In such a situation SIPABS’s consideration is easy and is to make a claim against the ship and to require it to be paid before ship’s departure otherwise the ship is detained until the provision of bank guarantee as a financial security of their claim. No any Letter of undertaking is acceptable. Since issuance/provision of bank guarantee takes some days the potential losses from ship’s detention will exceed as a rule the claim amount. Under the circumstance Shipowners agree to pay the claim without any contesting.

The same scenario is seen when the ship collects sewage into a non-approved by Flag Administration holding tank which does not meet the requirements of Reg.3 Annex IV i.e. when a holding tank has not a means to indicate visually the amount of its contents and when the ship is not equipped with a pipeline leading to the exterior convenient for the discharge of sewage to a reception facility.

In both situation SIPABS issues a ”Resolution on imposing administrative fine” at approx. amount USD 150 which is followed by a pollution claim calculated on the basis USD 140 per one cubic meter of sewage water discharged from the ship (it is considered that 200 litres of sewage is a standard daily rate per one crewmember). The claim amount is considerably increased when a ship is bound to any Azov sea ports. The whole Azov Sea is considered as an internal sea of the Ukraine and 12 nautical miles territorial water should be measured from the Ukrainian Black sea shore. The situation is aggravated in the winter period when ships are waiting for ice convoy within 7 – 10 days staying on Kerch strait road within Ukrainian territorial waters. In such a situation the transit period including waiting time averages to 10 – 15 days in one end. For damage calculation SIPABS takes the round transit period and thus the punishable period for alleged sewage pollution can amount to 15 – 20 days.


When trading with the Ukraine, Members should be aware of the challenges they may
face with sewage treatment. In order to minimize exposure to sewage pollution fines and penalties, we recommend that Members exercise extra caution:

- Sewage overboard discharge valves to be securely locked in the closed position when entering 12 nautical miles zone of the Black Sea
- above valve closing should be duly documented in the appropriate logs
- to use holding tank(s) which can store intended sewage output at the daily rate of 200 ltrs per crewmember
- the holding tank should have a pipeline in order to discharge sewage collected to a reception
facility because such discharge to port reception facility is a mandatory pre-departure

In event of any incident or SIPABS’s initial notification of alleged violation of local sewage regulations the Master should immediately:

- inform Owners and the local Club’s correspondent as soon as possible
- not to accept any liability
- any alleged sewage pollution claim should be protested by means of a statement of objections effected on the claim documents issued by SIPABS
- require in writing a joint sampling/test to be carried out

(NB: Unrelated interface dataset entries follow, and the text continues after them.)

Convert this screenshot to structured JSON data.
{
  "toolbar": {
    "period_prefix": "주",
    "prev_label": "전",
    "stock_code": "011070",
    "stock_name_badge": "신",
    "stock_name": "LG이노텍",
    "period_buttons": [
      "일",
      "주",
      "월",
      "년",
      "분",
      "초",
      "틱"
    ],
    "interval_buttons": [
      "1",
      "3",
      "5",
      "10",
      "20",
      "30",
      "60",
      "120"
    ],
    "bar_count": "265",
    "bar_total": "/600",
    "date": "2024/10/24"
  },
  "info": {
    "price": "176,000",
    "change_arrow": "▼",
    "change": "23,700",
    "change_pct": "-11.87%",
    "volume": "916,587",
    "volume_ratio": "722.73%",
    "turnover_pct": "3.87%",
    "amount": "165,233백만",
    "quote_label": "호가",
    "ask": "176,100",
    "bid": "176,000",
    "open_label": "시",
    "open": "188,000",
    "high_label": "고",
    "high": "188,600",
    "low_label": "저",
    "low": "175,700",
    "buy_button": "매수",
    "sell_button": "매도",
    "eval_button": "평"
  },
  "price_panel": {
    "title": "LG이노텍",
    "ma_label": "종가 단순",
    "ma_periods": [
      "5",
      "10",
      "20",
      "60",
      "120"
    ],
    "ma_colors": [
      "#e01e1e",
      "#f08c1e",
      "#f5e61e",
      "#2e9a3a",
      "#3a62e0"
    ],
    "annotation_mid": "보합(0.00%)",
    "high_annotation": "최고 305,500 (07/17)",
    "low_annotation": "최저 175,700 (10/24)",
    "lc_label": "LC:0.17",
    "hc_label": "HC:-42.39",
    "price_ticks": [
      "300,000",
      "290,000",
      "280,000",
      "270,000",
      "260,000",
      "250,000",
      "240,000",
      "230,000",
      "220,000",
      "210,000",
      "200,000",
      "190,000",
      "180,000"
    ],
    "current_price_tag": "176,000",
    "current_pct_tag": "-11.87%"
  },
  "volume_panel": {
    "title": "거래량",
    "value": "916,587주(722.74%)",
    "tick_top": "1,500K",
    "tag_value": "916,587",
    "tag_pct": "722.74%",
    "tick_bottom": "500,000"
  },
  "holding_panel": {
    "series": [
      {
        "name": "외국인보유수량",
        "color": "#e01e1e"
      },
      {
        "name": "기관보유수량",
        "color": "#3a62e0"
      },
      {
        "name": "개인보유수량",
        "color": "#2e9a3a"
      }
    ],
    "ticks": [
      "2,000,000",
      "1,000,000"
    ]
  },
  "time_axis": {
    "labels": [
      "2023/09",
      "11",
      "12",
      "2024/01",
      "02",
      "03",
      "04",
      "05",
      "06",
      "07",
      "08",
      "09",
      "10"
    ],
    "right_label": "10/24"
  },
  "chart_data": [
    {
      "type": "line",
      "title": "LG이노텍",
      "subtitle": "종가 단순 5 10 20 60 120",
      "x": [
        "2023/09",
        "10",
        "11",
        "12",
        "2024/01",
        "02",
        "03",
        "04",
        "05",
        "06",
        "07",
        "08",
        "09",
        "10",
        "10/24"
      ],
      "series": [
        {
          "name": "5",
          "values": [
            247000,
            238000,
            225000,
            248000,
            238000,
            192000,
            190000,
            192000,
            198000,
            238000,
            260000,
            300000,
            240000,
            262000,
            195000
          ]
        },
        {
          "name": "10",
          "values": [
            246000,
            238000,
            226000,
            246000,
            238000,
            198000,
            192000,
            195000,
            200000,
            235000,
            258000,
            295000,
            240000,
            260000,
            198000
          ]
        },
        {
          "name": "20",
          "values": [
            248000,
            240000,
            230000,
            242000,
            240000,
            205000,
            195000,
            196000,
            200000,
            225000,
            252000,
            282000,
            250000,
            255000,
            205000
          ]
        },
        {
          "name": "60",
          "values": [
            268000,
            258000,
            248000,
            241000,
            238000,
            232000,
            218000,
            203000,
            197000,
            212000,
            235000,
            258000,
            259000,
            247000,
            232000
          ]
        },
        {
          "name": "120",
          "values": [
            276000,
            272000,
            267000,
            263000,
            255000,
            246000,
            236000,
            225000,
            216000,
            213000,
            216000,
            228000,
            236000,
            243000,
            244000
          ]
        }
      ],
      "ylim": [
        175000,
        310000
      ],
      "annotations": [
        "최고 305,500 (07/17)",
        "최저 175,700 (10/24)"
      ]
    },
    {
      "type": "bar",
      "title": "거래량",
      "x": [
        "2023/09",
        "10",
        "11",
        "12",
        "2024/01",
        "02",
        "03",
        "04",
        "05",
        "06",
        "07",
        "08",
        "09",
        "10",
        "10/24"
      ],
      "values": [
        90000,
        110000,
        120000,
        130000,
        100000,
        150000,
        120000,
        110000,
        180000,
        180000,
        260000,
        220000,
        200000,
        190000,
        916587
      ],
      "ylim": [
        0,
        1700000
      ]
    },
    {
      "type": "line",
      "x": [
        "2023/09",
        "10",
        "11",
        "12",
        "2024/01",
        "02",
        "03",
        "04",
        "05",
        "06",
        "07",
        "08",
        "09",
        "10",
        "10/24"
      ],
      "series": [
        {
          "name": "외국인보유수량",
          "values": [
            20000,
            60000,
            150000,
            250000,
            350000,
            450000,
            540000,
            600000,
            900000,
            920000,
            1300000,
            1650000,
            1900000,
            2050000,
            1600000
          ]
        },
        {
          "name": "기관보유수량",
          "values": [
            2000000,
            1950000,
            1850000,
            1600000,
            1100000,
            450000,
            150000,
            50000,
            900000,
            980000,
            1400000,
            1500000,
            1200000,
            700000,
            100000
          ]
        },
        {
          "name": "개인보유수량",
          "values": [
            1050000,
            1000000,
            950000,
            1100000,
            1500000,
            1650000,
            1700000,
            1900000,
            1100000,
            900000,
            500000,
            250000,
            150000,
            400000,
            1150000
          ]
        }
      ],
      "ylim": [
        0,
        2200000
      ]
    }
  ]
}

Members should not hesitate to contact the Club’s correspondent should they find themselves in
a similar situation in any Ukrainian port in order to discuss actions to be taken to protect the ship.

Evgen Nykytyuk,

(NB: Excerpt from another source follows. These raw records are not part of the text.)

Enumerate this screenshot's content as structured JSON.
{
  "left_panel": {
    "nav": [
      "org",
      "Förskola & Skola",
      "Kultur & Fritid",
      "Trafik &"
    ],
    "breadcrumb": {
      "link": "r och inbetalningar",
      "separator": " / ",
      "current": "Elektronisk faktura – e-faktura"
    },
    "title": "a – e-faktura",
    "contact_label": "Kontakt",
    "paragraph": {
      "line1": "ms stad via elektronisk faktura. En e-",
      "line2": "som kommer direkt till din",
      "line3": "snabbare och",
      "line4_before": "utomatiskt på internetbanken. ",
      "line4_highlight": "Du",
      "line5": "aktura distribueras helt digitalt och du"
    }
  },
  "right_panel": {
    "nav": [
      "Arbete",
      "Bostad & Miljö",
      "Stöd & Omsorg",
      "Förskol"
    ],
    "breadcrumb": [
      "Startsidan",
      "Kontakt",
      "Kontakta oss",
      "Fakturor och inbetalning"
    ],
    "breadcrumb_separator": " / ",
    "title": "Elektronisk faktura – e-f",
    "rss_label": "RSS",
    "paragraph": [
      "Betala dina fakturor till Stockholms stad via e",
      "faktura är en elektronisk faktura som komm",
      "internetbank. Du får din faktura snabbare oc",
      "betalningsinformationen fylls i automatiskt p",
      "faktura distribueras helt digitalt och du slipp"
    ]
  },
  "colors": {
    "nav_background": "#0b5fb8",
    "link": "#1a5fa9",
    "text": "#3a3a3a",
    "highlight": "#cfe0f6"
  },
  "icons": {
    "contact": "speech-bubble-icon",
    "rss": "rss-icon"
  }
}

Master in Law
Azovlloyd P&I Service Ltd, Ukraine
Club’s Correspondent
Incorrect cargo declaration at loading in Ukrainian port leads to the ship’s delay and to disputes between Shipowners and Charterers/ Shippers